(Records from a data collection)
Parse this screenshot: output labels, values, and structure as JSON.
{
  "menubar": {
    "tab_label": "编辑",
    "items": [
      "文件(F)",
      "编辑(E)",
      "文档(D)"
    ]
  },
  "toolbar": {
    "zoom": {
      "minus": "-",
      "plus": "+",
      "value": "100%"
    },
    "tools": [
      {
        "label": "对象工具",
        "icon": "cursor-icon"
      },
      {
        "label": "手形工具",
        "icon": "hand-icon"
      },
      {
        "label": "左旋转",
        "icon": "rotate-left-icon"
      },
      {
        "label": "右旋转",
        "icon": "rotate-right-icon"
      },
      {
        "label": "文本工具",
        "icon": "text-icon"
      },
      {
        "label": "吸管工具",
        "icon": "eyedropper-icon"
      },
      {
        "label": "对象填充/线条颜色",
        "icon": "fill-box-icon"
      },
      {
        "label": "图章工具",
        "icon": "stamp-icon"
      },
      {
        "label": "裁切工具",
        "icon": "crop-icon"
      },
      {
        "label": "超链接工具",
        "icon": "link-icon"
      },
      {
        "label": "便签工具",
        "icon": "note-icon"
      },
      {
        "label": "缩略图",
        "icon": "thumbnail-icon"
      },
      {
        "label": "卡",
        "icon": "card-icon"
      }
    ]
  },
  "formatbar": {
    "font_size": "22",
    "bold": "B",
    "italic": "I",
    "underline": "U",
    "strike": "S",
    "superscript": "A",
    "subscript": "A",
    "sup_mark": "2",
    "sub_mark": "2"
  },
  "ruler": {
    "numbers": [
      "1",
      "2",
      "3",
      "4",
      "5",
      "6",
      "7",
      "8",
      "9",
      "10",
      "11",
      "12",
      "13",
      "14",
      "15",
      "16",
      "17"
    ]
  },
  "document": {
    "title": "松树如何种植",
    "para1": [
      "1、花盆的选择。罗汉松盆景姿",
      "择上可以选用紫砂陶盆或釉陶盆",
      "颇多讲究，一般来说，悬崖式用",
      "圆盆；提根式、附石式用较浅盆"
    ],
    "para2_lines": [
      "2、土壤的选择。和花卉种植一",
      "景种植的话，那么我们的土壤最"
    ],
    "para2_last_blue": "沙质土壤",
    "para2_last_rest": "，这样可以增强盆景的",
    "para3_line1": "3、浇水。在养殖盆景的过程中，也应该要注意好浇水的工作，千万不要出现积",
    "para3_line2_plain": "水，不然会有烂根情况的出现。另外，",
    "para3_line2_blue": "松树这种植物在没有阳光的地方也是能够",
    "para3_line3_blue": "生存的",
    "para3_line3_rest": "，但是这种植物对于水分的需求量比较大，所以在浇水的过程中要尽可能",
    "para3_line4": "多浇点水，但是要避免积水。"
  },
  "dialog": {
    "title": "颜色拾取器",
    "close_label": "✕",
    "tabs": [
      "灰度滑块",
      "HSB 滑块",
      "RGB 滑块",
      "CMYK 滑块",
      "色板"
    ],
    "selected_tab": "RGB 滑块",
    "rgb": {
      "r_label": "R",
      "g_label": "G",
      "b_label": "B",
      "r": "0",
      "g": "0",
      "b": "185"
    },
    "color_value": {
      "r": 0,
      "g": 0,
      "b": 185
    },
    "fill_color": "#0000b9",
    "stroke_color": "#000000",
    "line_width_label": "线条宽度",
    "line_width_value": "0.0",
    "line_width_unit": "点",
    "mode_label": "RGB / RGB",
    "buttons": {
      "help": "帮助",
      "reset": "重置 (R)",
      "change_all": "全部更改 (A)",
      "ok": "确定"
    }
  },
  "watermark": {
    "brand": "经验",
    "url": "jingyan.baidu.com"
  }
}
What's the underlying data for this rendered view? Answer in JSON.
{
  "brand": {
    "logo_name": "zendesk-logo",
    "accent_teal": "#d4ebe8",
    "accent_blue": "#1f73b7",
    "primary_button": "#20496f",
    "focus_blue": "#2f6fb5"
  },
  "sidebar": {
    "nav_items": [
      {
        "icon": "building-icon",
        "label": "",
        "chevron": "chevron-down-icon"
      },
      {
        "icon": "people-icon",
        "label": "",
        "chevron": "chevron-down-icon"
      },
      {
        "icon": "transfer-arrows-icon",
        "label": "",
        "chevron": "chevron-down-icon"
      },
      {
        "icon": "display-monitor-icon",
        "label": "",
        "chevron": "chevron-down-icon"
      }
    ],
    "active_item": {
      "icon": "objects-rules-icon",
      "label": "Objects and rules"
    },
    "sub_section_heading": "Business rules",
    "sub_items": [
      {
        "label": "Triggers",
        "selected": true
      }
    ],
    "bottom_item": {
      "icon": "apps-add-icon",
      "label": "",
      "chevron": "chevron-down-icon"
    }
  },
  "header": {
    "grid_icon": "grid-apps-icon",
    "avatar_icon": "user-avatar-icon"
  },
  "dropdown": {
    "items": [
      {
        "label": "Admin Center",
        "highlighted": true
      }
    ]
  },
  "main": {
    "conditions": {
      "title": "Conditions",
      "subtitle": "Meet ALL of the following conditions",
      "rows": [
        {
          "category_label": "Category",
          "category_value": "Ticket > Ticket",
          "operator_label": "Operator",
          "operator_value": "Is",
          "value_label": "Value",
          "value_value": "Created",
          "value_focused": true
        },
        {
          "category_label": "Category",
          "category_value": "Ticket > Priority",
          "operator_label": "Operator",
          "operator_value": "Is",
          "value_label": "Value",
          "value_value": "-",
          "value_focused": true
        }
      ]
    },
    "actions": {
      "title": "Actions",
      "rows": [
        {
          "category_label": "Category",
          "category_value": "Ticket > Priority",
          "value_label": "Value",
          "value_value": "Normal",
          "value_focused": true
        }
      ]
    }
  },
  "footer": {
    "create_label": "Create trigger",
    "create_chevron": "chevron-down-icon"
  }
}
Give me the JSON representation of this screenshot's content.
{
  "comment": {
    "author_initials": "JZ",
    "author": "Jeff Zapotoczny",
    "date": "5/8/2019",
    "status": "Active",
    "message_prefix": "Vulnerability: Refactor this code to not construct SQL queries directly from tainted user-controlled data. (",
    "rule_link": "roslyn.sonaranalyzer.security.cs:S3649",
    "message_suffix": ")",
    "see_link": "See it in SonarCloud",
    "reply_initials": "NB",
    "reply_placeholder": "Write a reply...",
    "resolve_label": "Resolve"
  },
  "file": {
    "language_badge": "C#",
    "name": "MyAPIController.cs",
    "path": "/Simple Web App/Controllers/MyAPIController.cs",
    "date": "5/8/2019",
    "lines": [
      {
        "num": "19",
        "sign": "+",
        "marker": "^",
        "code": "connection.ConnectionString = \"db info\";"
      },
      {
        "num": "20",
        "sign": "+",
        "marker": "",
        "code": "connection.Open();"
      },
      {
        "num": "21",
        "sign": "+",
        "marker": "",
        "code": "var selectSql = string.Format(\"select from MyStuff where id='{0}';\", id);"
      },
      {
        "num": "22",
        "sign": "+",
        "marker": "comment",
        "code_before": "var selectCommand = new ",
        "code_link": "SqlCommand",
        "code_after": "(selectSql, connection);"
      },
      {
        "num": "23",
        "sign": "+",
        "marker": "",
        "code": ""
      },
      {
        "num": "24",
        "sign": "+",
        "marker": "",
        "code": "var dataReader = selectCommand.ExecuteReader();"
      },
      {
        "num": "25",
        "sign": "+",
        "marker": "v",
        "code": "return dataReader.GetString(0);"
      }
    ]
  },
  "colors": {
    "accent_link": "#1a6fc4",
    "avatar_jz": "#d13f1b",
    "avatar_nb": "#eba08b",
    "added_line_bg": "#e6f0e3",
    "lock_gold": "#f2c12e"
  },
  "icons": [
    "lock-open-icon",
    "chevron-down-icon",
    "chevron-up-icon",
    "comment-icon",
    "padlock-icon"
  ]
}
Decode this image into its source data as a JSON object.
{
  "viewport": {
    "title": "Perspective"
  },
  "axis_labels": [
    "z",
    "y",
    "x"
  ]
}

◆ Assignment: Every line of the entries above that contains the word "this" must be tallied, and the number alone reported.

◆ Task result: 5